Metrolink is going to cost a fortune, but perhaps we have got the infrastructure costs we deserve

Nobody is pretending it won’t be expensive. Colossally

Computer generated images of Metrolink, the planned Dublin metro train running from Swords to Ranelagh

Leading the charge on the first day of the An Bord Pleanála oral hearing into the long-awaited Metrolink were Michael McDowell and Colm McCarthy.

McDowell, a senator, barrister and Irish Times columnist, told the hearing that the whole project should be scrapped as it was a financial “black hole” that would “absorb €10-€20 billion” with the result that other capital projects would not go ahead.

McCarthy is a well-regarded economist and media contributor and was equally circumspect about Metrolink. He said it would be “colossally expensive” and the benefits were not obvious. He raised doubts about the value of increased accessibility to Dublin Airport; one of the benefits promised by Metrolink. “Metro, it seems to me, is a solution in search of a problem,” he said

Both men have form in this area. McDowell was trenchantly opposed to the Luas when it built in 2004, though at the time he supported “the principle of a rail-based public transport system for Dublin. It would have been possible, with decent planning, to have had a system which would have been placed underground.”


Then a Dáil deputy for Dublin South East, he told the chamber that the Luas as then conceived was an “expensive toy train set that will damage the city rather than improve it and will make it more ugly than it is, leaving the 90 per cent of those who will not live on the Luas corridors more frustrated and angry”.

Few would share that view some 20 years later.

McCarthy was equally negative about the Luas, predicting that it would struggle to reach the target of 20 million passengers needed for operational break even in its first year of operation. It carried 22 million people in 2005 and currently carries 50 million a year.

Its easy, but perhaps a little foolhardy, to dismiss the views of McDowell and McCarthy on the basis that their takes on the Luas did not come to pass.

Just because they were wrong about Luas does not mean they will be wrong about Metrolink.

Nobody is pretending it won’t be expensive. Colossally. The current estimate is €9.5 billion for an 18.8km line running from north of Swords to Charlemont on the Grand Canal.

At roughly €500 million per km, it is at the upper end of the range for such projects according to Britain Remade a campaign group that promotes economic growth in the UK.

Metrolink Dublin Olivia Kelly feature

The campaign has helpfully compiled a spreadsheet of tram, underground, heavy rail and electrification projects from 14 different countries based on work by the Transit Costs Project based at New York University’s marron institute of urban management.
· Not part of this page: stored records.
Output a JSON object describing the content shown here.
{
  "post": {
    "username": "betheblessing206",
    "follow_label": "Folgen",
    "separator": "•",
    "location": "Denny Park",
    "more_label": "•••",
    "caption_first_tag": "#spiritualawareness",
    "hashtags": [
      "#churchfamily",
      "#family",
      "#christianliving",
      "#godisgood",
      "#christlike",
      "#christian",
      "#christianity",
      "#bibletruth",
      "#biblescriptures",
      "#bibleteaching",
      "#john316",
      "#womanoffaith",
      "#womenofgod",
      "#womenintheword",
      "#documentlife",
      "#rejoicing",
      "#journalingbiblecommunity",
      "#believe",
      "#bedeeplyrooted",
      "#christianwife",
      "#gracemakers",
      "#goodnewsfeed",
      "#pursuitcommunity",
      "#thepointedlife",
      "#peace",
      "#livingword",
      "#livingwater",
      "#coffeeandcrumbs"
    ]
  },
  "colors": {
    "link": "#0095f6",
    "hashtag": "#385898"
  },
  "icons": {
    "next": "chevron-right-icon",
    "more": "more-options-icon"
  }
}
Metrolink is not in the database, but converted to sterling, it comes in at £692 million per mile based on the current figures. No two projects are alike but what is clear is that in terms of cost, Metrolink has more in common with projects in the UK, the United States, Canada and Australia than elsewhere in Europe.
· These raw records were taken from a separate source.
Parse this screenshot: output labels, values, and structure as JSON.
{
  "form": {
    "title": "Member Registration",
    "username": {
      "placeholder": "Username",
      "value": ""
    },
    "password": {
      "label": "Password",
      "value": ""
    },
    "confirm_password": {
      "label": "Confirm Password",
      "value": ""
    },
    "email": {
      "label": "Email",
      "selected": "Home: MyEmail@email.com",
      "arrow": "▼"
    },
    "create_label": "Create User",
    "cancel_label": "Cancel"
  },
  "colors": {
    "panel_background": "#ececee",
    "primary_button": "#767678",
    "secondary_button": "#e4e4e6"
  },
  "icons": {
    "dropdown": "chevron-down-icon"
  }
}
The Ontario Line, a new 16km (10-mile) underground running through the centre of Toronto that is due to be completed in 2031 will cost £1.3 billion a mile. Around 60 per cent will be underground. A similar portion to Metrolink.

A 6.4km (four mile) extension to the D-Line in Los Angeles, due to be completed this year, will costs £644 million per mile. The 3.2km (two mile) extension to the Northern Line in London, which was completed in 2021, cost £743 million per mile. The Northwest Line, a 30km (18.6 mile) extension to the Sydney metro that is 51 per cent underground, and is due to be completed this year, will cost £580 million per mile.

Comparable projects elsewhere in Europe seem to have been delivered at a much lower cost. A new 27km (16.77 mile) line to the airport in Toulouse that will be ready by 2028 and is 60 per cent underground will cost £164 million per mile. A 48km (29.69 mile) extension to the Barcelona underground due to be ready in 2026 will cost £206 million per mile and is 95 per cent underground.

There is only so much that can be read into these figures but if you were to list the things that we share with the UK, the United States, Canada and Australia you would have to include political culture and a common law system, one of the outworkings of which is a planning process which gives objectors considerable influence, even if they are not directly affected. This causes delays and pushes up costs.

It is notable in this regard that two Government TDs turned up at the first day of the oral hearing to make representations on behalf of their constituents despite the project in its current form being Government policy. Jim O’Callaghan, a Fianna Fáil TD for Dublin Bay South declared himself in favour of an underground to the airport but didn’t think it should terminate at Charlemont in his constituency.

Likewise Paul McAuliffe, the Fianna Fáil TD for Dublin North West spoke of the enthusiasm in Ballymun – part of his constituency – for the project but queried why the plan had been changed from the original 2010 version which took a different route through Dublin North West that was presumably more amenable to his constituents.

Labour Senator Marie Sherlock also declared her passionate support for the project but worried that it would be near impossible to get cars through Phibsborough at the height of the construction project.

It is hard to escape the conclusion that perhaps we have got the infrastructure costs we deserve.